+++ Information provided

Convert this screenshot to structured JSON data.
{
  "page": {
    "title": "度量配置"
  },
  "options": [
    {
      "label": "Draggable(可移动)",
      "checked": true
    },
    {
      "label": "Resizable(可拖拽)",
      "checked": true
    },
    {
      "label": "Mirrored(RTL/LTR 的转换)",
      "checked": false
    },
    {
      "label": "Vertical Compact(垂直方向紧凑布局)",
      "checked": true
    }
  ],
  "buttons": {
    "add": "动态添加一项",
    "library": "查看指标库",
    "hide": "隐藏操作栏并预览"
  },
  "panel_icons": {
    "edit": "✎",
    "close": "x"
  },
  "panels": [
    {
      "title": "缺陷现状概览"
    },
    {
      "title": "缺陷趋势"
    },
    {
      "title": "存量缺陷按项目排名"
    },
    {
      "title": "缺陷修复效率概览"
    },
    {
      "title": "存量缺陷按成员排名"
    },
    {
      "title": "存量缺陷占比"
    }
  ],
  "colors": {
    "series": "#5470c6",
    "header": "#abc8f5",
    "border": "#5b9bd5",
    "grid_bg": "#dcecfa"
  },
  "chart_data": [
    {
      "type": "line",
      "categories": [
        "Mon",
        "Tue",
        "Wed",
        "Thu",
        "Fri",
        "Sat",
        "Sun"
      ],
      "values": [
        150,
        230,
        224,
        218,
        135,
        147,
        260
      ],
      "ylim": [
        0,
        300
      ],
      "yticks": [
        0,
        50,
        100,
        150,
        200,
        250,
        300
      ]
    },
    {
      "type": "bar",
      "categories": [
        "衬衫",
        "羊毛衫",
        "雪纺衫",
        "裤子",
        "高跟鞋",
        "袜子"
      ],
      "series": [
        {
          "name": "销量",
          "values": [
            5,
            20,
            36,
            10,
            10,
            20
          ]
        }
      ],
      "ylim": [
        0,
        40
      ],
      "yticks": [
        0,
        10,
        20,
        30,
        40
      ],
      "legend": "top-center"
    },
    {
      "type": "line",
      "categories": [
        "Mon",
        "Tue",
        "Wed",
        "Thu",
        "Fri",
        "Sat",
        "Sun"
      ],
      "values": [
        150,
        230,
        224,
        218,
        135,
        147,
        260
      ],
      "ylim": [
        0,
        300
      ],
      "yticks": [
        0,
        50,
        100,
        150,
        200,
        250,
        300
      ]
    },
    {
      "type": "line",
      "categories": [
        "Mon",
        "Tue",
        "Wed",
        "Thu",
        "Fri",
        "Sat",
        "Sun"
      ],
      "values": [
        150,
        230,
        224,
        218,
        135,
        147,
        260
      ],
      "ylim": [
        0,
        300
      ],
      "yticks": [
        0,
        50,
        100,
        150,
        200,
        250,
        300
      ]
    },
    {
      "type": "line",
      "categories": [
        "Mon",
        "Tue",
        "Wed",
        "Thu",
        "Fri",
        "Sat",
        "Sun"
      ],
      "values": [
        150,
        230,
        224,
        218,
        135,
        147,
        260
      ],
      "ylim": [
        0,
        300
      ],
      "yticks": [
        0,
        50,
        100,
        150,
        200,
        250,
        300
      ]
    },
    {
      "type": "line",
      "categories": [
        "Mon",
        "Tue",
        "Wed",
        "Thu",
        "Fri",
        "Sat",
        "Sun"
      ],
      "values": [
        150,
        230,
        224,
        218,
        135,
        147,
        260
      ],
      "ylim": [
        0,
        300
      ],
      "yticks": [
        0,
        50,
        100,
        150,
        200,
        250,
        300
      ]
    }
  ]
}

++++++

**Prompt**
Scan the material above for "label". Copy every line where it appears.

**Answer to the exercise**
      "label": "Draggable(可移动)",
      "label": "Resizable(可拖拽)",
      "label": "Mirrored(RTL/LTR 的转换)",
      "label": "Vertical Compact(垂直方向紧凑布局)",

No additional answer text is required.